▸ WHAT TO DO: Could you filter the records below and keep only the lines with the word "Deep"?

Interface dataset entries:
---

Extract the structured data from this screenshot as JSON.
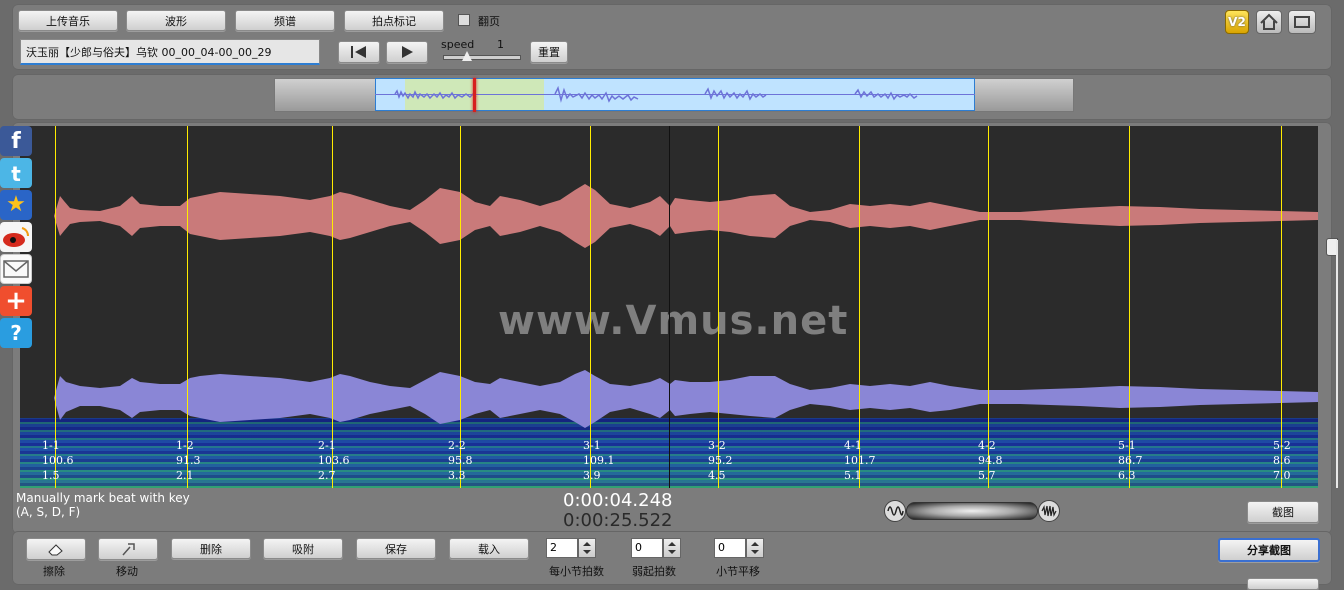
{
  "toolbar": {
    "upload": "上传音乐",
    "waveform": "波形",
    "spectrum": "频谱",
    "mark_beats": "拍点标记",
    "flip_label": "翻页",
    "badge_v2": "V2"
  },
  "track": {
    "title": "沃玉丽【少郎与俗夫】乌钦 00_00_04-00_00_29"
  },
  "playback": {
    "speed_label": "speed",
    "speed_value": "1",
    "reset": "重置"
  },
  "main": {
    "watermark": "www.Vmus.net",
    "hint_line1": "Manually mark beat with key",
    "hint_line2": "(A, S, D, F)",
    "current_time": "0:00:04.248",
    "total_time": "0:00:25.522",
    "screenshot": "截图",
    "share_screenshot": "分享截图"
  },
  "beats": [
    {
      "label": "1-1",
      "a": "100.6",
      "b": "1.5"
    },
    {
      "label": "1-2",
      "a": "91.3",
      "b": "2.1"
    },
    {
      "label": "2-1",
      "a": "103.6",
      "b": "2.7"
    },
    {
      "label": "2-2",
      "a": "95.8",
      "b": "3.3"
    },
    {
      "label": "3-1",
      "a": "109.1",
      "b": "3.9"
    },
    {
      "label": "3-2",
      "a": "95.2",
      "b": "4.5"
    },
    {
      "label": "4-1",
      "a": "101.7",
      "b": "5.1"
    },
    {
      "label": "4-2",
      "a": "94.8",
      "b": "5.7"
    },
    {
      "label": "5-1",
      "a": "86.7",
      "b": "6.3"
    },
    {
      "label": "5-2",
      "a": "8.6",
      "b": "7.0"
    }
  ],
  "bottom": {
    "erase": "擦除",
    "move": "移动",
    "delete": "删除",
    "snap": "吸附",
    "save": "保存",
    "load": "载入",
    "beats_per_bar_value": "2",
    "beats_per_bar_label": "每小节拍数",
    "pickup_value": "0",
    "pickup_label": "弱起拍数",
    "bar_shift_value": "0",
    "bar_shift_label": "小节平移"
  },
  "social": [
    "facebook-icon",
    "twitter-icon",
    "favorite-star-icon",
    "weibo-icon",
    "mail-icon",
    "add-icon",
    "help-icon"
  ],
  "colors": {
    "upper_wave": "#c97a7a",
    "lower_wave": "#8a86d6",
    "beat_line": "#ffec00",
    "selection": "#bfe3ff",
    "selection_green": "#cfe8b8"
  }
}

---

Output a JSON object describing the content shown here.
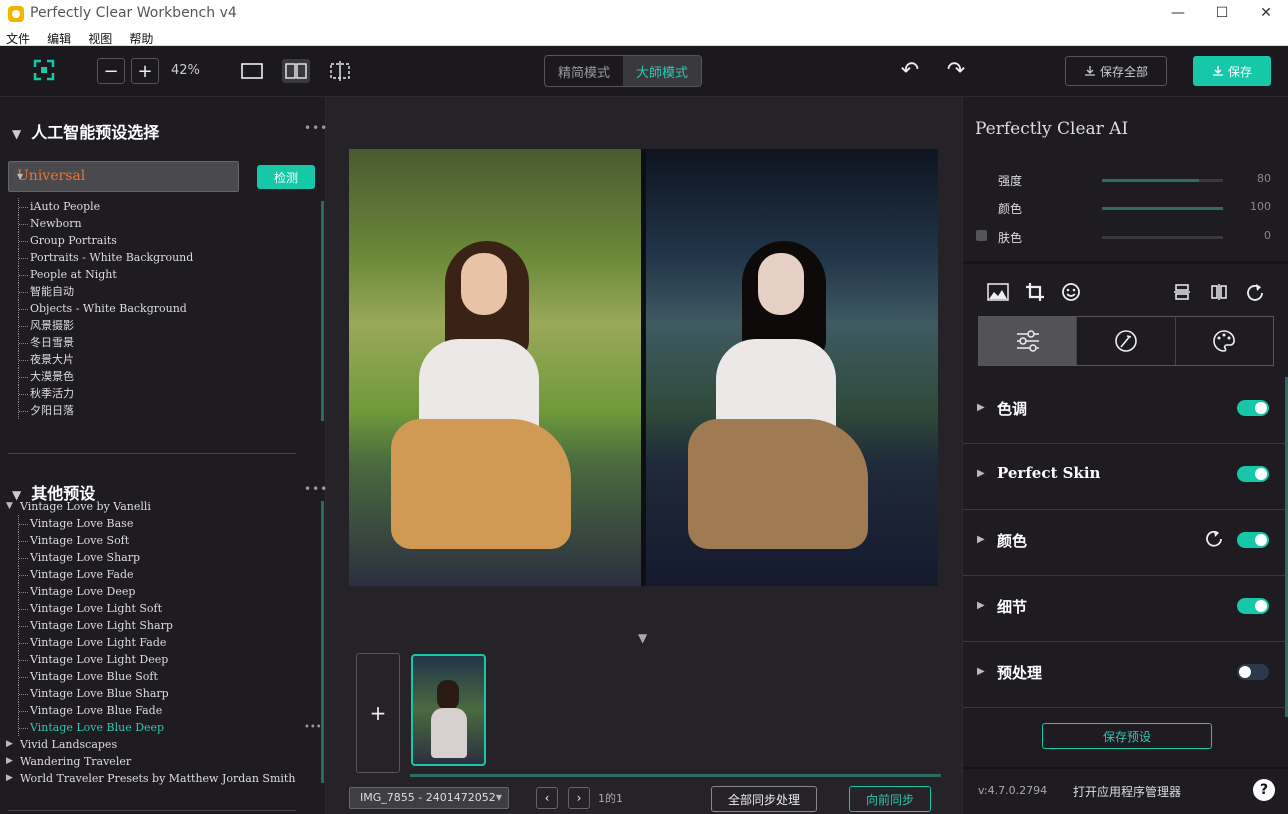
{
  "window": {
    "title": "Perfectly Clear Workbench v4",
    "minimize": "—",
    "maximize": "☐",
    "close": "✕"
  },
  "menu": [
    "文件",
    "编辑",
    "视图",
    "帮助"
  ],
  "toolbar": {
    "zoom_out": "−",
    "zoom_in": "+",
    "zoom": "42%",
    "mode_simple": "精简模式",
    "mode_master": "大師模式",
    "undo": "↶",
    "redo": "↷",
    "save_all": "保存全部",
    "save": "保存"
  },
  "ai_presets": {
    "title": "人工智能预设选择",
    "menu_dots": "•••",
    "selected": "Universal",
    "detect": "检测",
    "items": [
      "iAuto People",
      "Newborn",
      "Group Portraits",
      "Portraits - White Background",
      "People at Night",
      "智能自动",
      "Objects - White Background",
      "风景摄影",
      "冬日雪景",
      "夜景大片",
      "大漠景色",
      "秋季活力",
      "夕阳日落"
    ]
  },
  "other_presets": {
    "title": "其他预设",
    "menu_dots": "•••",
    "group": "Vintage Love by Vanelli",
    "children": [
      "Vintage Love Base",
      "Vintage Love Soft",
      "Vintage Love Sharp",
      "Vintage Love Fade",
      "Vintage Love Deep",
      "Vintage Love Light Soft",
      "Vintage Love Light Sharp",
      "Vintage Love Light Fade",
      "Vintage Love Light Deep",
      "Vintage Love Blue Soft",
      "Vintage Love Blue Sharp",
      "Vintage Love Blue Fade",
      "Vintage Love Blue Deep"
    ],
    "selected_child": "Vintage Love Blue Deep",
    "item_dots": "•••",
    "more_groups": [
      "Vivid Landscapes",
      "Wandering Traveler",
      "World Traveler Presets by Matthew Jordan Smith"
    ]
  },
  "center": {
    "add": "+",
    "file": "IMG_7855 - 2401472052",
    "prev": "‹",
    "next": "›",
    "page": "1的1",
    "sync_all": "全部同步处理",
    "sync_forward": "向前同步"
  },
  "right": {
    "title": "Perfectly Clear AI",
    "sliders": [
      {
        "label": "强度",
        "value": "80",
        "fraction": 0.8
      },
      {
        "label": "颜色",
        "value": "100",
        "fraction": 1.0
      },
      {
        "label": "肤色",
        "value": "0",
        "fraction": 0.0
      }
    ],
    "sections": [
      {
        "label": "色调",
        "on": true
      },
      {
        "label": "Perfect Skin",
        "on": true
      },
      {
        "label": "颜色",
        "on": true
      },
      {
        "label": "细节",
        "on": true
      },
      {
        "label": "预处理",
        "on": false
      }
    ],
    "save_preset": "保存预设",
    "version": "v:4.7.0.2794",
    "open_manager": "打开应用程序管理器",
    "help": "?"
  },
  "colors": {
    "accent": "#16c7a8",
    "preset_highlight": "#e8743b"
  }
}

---

▸ TASK RESULT:
      "Vintage Love Deep",
      "Vintage Love Light Deep",
      "Vintage Love Blue Deep"
    "selected_child": "Vintage Love Blue Deep",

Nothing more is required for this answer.